Gotchas

Couple of things to look out for:

  • killall command, never ever use it!
  • Alias cp, mv & rm with the -i option.
  • If you’re ever unsure, don’t! Ask another admin or check the docs.
  • Always always double check commands before firing them off!

Admin Mailing Lists

lists.redbrick.dcu.ie (Postorius)

  • All accounts in the root group must be on the admin mailing list and vice versa. Admins who leave/join the root group must be added/removed from the list respectively.
  • Elected Admins should also be on the elected-admins list. This address is mainly used for mail to PayPal, user renewals, registration, and general administration tasks.
  • It is the responsibility of the Elected Admins to ensure that all mailing lists (committee, helpdesk, webmaster, elected-admins, admins, etc) are all up-to-date.

Admin Account Responsibilities

As an adminisitrator, your new local account has extra priviliges (namely being in the root group). For this reason, you should not run any untrusted or unknown programs or scripts.

If you must, and source code is available you should check it before running it. Compile your own versions of other user’s programs you use regularly. It is far too easy for other users to trojan your account in this manner and get root.

Do not use passwordless ssh keys on any of your accounts.
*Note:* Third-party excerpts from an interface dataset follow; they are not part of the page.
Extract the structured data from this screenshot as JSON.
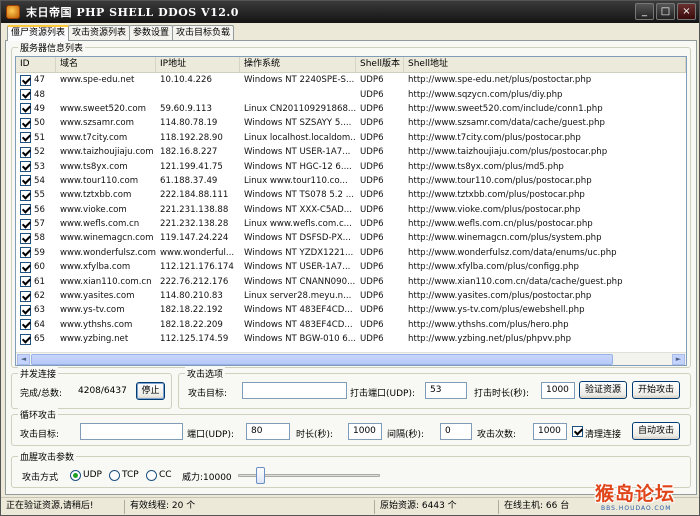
{
  "window": {
    "title": "末日帝国 PHP SHELL DDOS V12.0",
    "minimize": "_",
    "maximize": "□",
    "close": "×"
  },
  "tabs": [
    {
      "label": "僵尸资源列表",
      "active": true
    },
    {
      "label": "攻击资源列表",
      "active": false
    },
    {
      "label": "参数设置",
      "active": false
    },
    {
      "label": "攻击目标负载",
      "active": false
    }
  ],
  "server_list": {
    "group_title": "服务器信息列表",
    "columns": [
      "ID",
      "域名",
      "IP地址",
      "操作系统",
      "Shell版本",
      "Shell地址"
    ],
    "rows": [
      [
        "47",
        "www.spe-edu.net",
        "10.10.4.226",
        "Windows NT 2240SPE-S...",
        "UDP6",
        "http://www.spe-edu.net/plus/postoctar.php"
      ],
      [
        "48",
        "",
        "",
        "",
        "UDP6",
        "http://www.sqzycn.com/plus/diy.php"
      ],
      [
        "49",
        "www.sweet520.com",
        "59.60.9.113",
        "Linux CN201109291868...",
        "UDP6",
        "http://www.sweet520.com/include/conn1.php"
      ],
      [
        "50",
        "www.szsamr.com",
        "114.80.78.19",
        "Windows NT SZSAYY 5....",
        "UDP6",
        "http://www.szsamr.com/data/cache/guest.php"
      ],
      [
        "51",
        "www.t7city.com",
        "118.192.28.90",
        "Linux localhost.localdom...",
        "UDP6",
        "http://www.t7city.com/plus/postocar.php"
      ],
      [
        "52",
        "www.taizhoujiaju.com",
        "182.16.8.227",
        "Windows NT USER-1A7...",
        "UDP6",
        "http://www.taizhoujiaju.com/plus/postocar.php"
      ],
      [
        "53",
        "www.ts8yx.com",
        "121.199.41.75",
        "Windows NT HGC-12 6....",
        "UDP6",
        "http://www.ts8yx.com/plus/md5.php"
      ],
      [
        "54",
        "www.tour110.com",
        "61.188.37.49",
        "Linux www.tour110.co...",
        "UDP6",
        "http://www.tour110.com/plus/postocar.php"
      ],
      [
        "55",
        "www.tztxbb.com",
        "222.184.88.111",
        "Windows NT TS078 5.2 ...",
        "UDP6",
        "http://www.tztxbb.com/plus/postocar.php"
      ],
      [
        "56",
        "www.vioke.com",
        "221.231.138.88",
        "Windows NT XXX-C5AD...",
        "UDP6",
        "http://www.vioke.com/plus/postocar.php"
      ],
      [
        "57",
        "www.wefls.com.cn",
        "221.232.138.28",
        "Linux www.wefls.com.c...",
        "UDP6",
        "http://www.wefls.com.cn/plus/postocar.php"
      ],
      [
        "58",
        "www.winemagcn.com",
        "119.147.24.224",
        "Windows NT DSFSD-PX...",
        "UDP6",
        "http://www.winemagcn.com/plus/system.php"
      ],
      [
        "59",
        "www.wonderfulsz.com",
        "www.wonderful...",
        "Windows NT YZDX1221...",
        "UDP6",
        "http://www.wonderfulsz.com/data/enums/uc.php"
      ],
      [
        "60",
        "www.xfylba.com",
        "112.121.176.174",
        "Windows NT USER-1A7...",
        "UDP6",
        "http://www.xfylba.com/plus/configg.php"
      ],
      [
        "61",
        "www.xian110.com.cn",
        "222.76.212.176",
        "Windows NT CNANN090...",
        "UDP6",
        "http://www.xian110.com.cn/data/cache/guest.php"
      ],
      [
        "62",
        "www.yasites.com",
        "114.80.210.83",
        "Linux server28.meyu.n...",
        "UDP6",
        "http://www.yasites.com/plus/postoctar.php"
      ],
      [
        "63",
        "www.ys-tv.com",
        "182.18.22.192",
        "Windows NT 483EF4CD...",
        "UDP6",
        "http://www.ys-tv.com/plus/ewebshell.php"
      ],
      [
        "64",
        "www.ythshs.com",
        "182.18.22.209",
        "Windows NT 483EF4CD...",
        "UDP6",
        "http://www.ythshs.com/plus/hero.php"
      ],
      [
        "65",
        "www.yzbing.net",
        "112.125.174.59",
        "Windows NT BGW-010 6...",
        "UDP6",
        "http://www.yzbing.net/plus/phpvv.php"
      ]
    ],
    "scroll_left": "◄",
    "scroll_right": "►"
  },
  "concurrent": {
    "group_title": "并发连接",
    "progress_label": "完成/总数:",
    "progress_value": "4208/6437",
    "stop_button": "停止"
  },
  "attack_options": {
    "group_title": "攻击选项",
    "target_label": "攻击目标:",
    "target_value": "",
    "port_label": "打击端口(UDP):",
    "port_value": "53",
    "duration_label": "打击时长(秒):",
    "duration_value": "1000",
    "verify_button": "验证资源",
    "start_button": "开始攻击"
  },
  "loop_attack": {
    "group_title": "循环攻击",
    "target_label": "攻击目标:",
    "target_value": "",
    "port_label": "端口(UDP):",
    "port_value": "80",
    "duration_label": "时长(秒):",
    "duration_value": "1000",
    "interval_label": "间隔(秒):",
    "interval_value": "0",
    "count_label": "攻击次数:",
    "count_value": "1000",
    "clean_label": "清理连接",
    "clean_checked": true,
    "auto_button": "自动攻击"
  },
  "bloody_params": {
    "group_title": "血腥攻击参数",
    "mode_label": "攻击方式",
    "modes": [
      {
        "label": "UDP",
        "selected": true
      },
      {
        "label": "TCP",
        "selected": false
      },
      {
        "label": "CC",
        "selected": false
      }
    ],
    "power_label": "威力:10000",
    "power_level": 0.13
  },
  "status": {
    "message": "正在验证资源,请稍后!",
    "threads_label": "有效线程:",
    "threads_value": "20 个",
    "resources_label": "原始资源:",
    "resources_value": "6443 个",
    "online_label": "在线主机:",
    "online_value": "66 台"
  },
  "watermark": {
    "main": "猴岛论坛",
    "sub": "BBS.HOUDAO.COM"
  }
}
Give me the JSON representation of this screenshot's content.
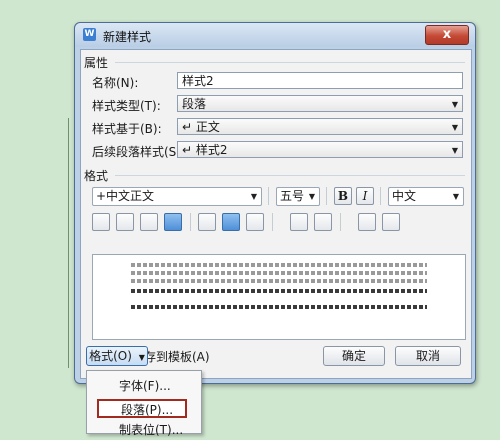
{
  "window": {
    "title": "新建样式",
    "close_glyph": "x"
  },
  "groups": {
    "properties": "属性",
    "format": "格式"
  },
  "fields": {
    "name": {
      "label": "名称(N):",
      "value": "样式2"
    },
    "type": {
      "label": "样式类型(T):",
      "value": "段落"
    },
    "based_on": {
      "label": "样式基于(B):",
      "value": "↵ 正文"
    },
    "next": {
      "label": "后续段落样式(S):",
      "value": "↵ 样式2"
    }
  },
  "toolbar": {
    "font": "+中文正文",
    "size": "五号",
    "bold": "B",
    "italic": "I",
    "lang": "中文"
  },
  "preview": {
    "prev_text": "前一段落前一段落前一段落前一段落前一段落前一段落前一段落前一段落前一段落",
    "sample_text": "文字实例文字实例文字实例文字实例文字实例文字实例文字实例文字实例"
  },
  "options": {
    "save_to_template": "同时保存到模板(A)"
  },
  "buttons": {
    "format": "格式(O)",
    "ok": "确定",
    "cancel": "取消"
  },
  "format_menu": {
    "items": [
      "字体(F)...",
      "段落(P)...",
      "制表位(T)..."
    ],
    "selected": "段落(P)..."
  },
  "icons": {
    "app": "wps-writer-icon"
  },
  "colors": {
    "background": "#cfe6cf",
    "selected_outline": "#a02b1e",
    "accent": "#3b7fd3"
  }
}
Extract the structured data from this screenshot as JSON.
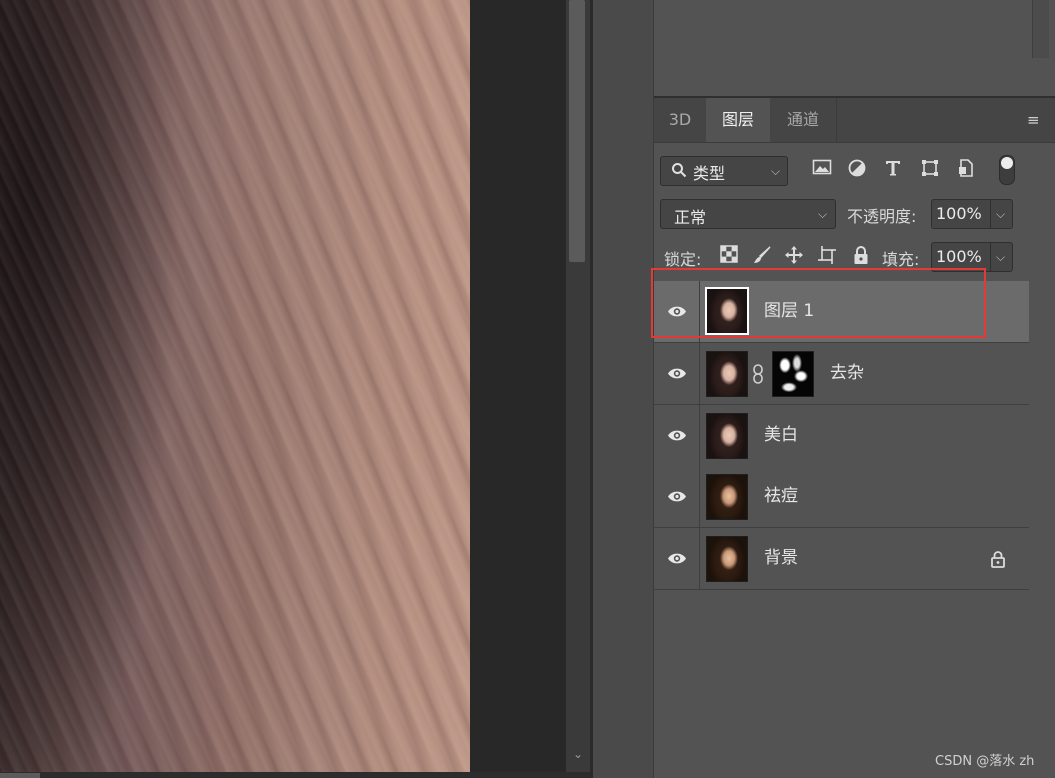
{
  "watermark": "CSDN @落水 zh",
  "tabs": [
    {
      "label": "3D",
      "active": false
    },
    {
      "label": "图层",
      "active": true
    },
    {
      "label": "通道",
      "active": false
    }
  ],
  "filter": {
    "value": "类型"
  },
  "blend": {
    "mode": "正常",
    "opacity_label": "不透明度:",
    "opacity_value": "100%"
  },
  "lock": {
    "label": "锁定:",
    "fill_label": "填充:",
    "fill_value": "100%"
  },
  "layers": [
    {
      "name": "图层 1",
      "visible": true,
      "selected": true,
      "has_mask": false,
      "locked": false
    },
    {
      "name": "去杂",
      "visible": true,
      "selected": false,
      "has_mask": true,
      "locked": false
    },
    {
      "name": "美白",
      "visible": true,
      "selected": false,
      "has_mask": false,
      "locked": false
    },
    {
      "name": "祛痘",
      "visible": true,
      "selected": false,
      "has_mask": false,
      "locked": false
    },
    {
      "name": "背景",
      "visible": true,
      "selected": false,
      "has_mask": false,
      "locked": true
    }
  ],
  "colors": {
    "highlight_box": "#e53935",
    "panel_bg": "#535353",
    "selected_row": "#6b6b6b"
  }
}
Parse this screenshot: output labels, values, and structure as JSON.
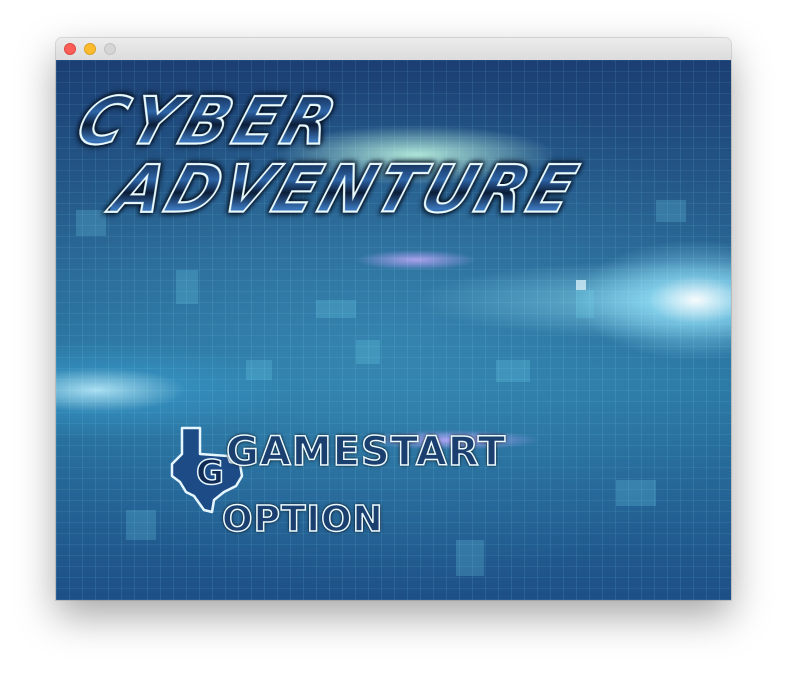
{
  "window": {
    "controls": {
      "close": "close-button",
      "minimize": "minimize-button",
      "maximize": "maximize-button"
    }
  },
  "game": {
    "logo": {
      "line1": "CYBER",
      "line2": "ADVENTURE"
    },
    "menu": {
      "items": [
        {
          "label": "GAMESTART",
          "selected": true
        },
        {
          "label": "OPTION",
          "selected": false
        }
      ]
    },
    "cursor_icon": "texas-shaped-selector-icon",
    "colors": {
      "logo_fill": "#1f4f86",
      "logo_outline": "#e9fbff",
      "menu_fill": "#1b3f6f",
      "background_primary": "#2a6a98"
    }
  }
}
When using an untrusted workstation (i.e. just about any PC in DCU!) always check for keyloggers running on the local machine and never use any non system or non personal copies of PuTTY/ssh - there’s no way of knowing if they have been trojaned.

General Responsibilities

Look after and regularly monitor all systems, network, hardware and user requests (ones that fall outside of helpdesk’s realm, of course!).

Actively ensure system and network security. We can’t police all user accounts and activities, but basic system security is paramount! Keep uptodate with bugtraq/securityfocus etc. Check system logs regularly, process listings, network connections, disk usage, etc.

Downtime

All downtime must be scheduled and notified to the members well in advance by means of motd & announce. If it’s really important, a mail to announce-redbrick and socials post may be necessary.

All unexpected/unscheduled downtime (as a result of a crash or as an emergency precaution) must be explained to the members as soon as possible after the system is brought back. A post to announce, notice in motd or possibly a mail to committee/admins is sufficient.

When performing a shutdown, start the shutdown 5 or 10 minutes in advance of the scheduled shutdown time to give people a chance to logout. It may also be useful to disable logins at this stage with a quick explanation in /etc/nologin.

Documentation

Please read all the documentation before you do anything, but remember that the docs aren’t complete and are sometimes out of date. Please update them as you go :D